KASTE: Daryl Odom is a retired New Orleans police sergeant, now one of this company's unarmed civilian agents. He looks at the city's dispatch screen, at all the people who've been in accidents and are waiting by the roadside for a cop to give them a report for their insurance company.
ODOM: Right now, they're holding 18 accidents, the oldest starting at 7:22 a.m. this morning going all the way up until 2:17 this afternoon. And it's 2:21 right now. The NOPD has not responded to any of them yet.
KASTE: For the last few years, OSS has had two agents out on the road taking care of many of these calls, but as the officer shortage has gotten worse, the city has agreed to expand the contract to seven agents. That's seven cars out at a time, taking care of an estimated 15,000 calls a year. Company founder Ethan Cheramie says that can free up the equivalent of about 15 full-time officers, and it's an approach he says has broad backing from the city's business community.
ETHAN CHERAMIE: There's been a concerted effort to assist not only the city administration but the New Orleans Police Department in further civilianization. So you're going to continue to see alternative police response be divested from guys with guns over to civilians to respond to these nonviolent calls for service.
KASTE: And yet follow-through has been slow. Last year NOPD pledged to open 50 new jobs to civilians for duties such as fingerprinting and property crime investigations. There were more than enough qualified applicants, but six months later, the department has filled only a handful of the positions.
JP MORRELL: The council has kind of been in this very weird, semi-aggressive battle with NOPD.
KASTE: JP Morrell is one of the city council members who've been pushing the department to move faster.
MORRELL: Part of accepting the reality that people do not want to go into law enforcement - traditional law enforcement - and that we're losing the battle to recruit new officers is to really lean into civilianization and finding the different things that police officers do that could be alternatively done by a civilian.
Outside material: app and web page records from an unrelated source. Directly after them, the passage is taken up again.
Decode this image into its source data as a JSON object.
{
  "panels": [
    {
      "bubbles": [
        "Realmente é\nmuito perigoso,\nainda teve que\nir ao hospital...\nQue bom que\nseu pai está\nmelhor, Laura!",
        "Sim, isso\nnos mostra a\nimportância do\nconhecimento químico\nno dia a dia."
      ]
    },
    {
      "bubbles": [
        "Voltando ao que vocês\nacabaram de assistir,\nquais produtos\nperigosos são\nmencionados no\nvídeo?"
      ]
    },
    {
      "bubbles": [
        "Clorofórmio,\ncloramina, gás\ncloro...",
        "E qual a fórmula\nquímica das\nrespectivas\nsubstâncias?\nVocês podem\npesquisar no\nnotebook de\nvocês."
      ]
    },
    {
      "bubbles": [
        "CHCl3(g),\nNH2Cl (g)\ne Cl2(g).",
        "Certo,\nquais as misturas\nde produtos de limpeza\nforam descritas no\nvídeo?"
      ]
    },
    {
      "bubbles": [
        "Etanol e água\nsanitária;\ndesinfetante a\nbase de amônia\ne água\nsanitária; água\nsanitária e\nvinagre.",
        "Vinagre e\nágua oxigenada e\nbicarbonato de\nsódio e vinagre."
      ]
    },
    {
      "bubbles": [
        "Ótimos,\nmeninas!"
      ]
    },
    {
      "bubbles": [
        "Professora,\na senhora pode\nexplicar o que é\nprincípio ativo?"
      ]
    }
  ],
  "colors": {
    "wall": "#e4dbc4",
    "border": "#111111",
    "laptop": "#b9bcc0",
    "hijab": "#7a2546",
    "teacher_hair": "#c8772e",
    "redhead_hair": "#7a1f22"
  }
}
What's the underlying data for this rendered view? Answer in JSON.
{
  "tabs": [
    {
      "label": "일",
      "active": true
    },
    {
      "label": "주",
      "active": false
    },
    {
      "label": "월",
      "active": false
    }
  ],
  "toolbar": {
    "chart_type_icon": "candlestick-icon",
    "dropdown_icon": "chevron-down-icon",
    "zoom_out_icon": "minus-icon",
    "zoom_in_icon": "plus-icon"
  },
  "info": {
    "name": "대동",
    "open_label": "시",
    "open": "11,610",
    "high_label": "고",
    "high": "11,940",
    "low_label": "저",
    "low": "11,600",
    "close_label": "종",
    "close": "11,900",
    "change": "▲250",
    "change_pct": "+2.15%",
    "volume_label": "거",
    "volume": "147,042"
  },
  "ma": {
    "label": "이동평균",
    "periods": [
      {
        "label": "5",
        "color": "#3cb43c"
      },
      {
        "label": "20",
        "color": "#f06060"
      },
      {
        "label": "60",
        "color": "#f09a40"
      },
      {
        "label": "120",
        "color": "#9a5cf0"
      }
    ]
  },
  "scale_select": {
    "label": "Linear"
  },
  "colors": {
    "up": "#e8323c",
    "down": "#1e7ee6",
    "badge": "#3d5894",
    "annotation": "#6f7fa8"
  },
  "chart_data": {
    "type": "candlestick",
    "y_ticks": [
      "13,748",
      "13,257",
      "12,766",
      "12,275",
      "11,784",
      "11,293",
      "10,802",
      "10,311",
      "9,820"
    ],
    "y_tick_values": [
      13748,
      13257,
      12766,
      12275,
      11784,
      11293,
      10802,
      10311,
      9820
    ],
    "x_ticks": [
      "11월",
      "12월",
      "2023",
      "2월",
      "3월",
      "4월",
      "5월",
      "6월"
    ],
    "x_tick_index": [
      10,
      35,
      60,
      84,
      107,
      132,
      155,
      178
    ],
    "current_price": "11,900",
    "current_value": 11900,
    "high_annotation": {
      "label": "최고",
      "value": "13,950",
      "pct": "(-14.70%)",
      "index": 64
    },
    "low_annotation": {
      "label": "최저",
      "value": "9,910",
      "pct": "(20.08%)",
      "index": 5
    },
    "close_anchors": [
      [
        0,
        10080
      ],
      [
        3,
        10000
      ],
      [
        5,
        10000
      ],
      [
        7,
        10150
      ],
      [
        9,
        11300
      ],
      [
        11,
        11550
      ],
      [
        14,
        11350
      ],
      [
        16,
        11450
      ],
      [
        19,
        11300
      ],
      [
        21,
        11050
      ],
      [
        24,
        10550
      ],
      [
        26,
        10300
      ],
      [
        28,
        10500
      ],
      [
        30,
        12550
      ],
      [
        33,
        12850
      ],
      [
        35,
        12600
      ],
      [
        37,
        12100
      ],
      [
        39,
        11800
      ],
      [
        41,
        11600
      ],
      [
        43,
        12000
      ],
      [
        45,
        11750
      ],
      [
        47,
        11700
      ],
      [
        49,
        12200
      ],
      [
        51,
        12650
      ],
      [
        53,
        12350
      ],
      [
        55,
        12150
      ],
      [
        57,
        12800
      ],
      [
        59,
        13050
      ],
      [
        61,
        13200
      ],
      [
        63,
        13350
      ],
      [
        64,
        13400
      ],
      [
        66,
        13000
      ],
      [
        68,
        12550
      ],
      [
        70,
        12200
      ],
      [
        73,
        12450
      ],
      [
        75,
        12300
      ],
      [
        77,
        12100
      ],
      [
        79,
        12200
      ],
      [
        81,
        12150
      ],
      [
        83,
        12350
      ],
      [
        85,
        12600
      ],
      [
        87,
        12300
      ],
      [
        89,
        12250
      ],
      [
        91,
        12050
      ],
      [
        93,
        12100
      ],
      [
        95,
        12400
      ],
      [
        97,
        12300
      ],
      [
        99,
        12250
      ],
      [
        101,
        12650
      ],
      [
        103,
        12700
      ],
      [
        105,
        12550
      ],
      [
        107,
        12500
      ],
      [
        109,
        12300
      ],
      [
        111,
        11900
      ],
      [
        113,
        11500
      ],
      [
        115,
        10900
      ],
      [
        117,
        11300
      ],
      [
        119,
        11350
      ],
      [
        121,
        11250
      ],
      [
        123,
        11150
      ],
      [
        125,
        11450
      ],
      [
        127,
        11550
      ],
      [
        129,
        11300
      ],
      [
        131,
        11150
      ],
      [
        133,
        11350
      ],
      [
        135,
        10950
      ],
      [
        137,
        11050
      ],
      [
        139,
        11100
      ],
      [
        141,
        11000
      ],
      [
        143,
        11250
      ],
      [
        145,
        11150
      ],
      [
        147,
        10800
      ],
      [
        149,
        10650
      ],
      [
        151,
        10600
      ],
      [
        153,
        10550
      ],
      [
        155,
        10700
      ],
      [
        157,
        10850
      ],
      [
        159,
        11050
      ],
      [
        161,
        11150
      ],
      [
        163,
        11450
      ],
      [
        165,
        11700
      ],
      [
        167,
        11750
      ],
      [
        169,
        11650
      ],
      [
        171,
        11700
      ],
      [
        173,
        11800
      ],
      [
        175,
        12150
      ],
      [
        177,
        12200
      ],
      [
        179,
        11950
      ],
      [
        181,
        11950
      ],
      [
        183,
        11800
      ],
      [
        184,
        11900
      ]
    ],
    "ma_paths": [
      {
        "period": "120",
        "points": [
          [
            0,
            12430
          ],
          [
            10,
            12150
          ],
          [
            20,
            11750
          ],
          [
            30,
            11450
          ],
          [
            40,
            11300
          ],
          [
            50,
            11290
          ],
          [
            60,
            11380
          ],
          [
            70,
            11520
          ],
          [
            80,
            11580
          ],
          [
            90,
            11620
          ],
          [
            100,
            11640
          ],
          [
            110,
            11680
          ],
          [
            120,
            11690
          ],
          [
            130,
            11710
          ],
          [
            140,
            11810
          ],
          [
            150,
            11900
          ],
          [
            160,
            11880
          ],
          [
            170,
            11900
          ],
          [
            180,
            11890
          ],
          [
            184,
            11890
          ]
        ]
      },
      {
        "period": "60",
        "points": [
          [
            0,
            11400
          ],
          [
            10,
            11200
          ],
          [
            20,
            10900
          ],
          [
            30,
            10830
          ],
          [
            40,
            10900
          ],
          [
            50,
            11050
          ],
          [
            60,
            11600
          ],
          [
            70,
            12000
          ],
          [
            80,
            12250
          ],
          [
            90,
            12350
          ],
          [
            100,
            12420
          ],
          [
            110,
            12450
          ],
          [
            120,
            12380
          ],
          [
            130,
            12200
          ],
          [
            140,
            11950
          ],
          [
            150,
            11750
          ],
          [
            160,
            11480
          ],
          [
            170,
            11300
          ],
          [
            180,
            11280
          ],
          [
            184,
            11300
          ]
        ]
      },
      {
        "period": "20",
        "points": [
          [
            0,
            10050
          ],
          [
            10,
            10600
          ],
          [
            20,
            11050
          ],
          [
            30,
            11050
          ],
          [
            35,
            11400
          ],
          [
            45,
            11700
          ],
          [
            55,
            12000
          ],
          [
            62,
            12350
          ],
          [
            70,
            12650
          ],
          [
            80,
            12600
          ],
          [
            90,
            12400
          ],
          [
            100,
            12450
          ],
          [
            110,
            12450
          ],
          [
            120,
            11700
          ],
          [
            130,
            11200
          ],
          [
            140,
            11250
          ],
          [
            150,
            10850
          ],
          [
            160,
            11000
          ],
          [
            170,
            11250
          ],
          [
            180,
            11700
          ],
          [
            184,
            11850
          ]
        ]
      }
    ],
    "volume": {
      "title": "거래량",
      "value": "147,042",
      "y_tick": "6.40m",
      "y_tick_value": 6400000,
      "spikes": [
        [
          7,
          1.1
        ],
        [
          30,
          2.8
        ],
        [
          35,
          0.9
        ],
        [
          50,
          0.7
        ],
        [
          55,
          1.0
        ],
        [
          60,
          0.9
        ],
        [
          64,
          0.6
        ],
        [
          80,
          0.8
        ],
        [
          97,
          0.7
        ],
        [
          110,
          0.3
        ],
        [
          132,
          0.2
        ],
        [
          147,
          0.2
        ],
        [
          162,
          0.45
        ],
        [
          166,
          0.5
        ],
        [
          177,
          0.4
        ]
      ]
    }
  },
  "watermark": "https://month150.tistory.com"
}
KASTE: NOPD wouldn't go on the record with NPR about civilianization. It said it was too short-staffed to do interviews. It's also true that the New Orleans city government has been in turmoil lately as Mayor LaToya Cantrell faces a possible recall election. Still, there are some signs that some of this resistance is coming from the police themselves.
GLASSER: Everything in moderation.
KASTE: Back at the Police Association, Mike Glasser says the thing to remember about civilians is that they can do only the jobs they're hired for. Unlike commissioned officers, they can't be just pulled in to other duties, such as crowd control during Mardi Gras.
GLASSER: Should we civilianize some things? Probably so, we should. Other things - I got to caution that that's not a long-term, enduring philosophy.
KASTE: Enthusiasm for police civilianization has been uneven in other cities, too. The Union for Los Angeles Police officers recently proposed that civilians should respond to more nonviolent calls, such as welfare checks and loud parties. But elsewhere, the promises have bogged down. Baltimore Police, for instance, said last year that it would hire civilian investigators. Their training has yet to start. Still, in departments where recruiting keeps lagging behind attrition, some kind of restructuring seems inevitable. The only question is which jobs the police will have to give up.
Martin Kaste, NPR News, New Orleans. Transcript provided by NPR, Copyright NPR.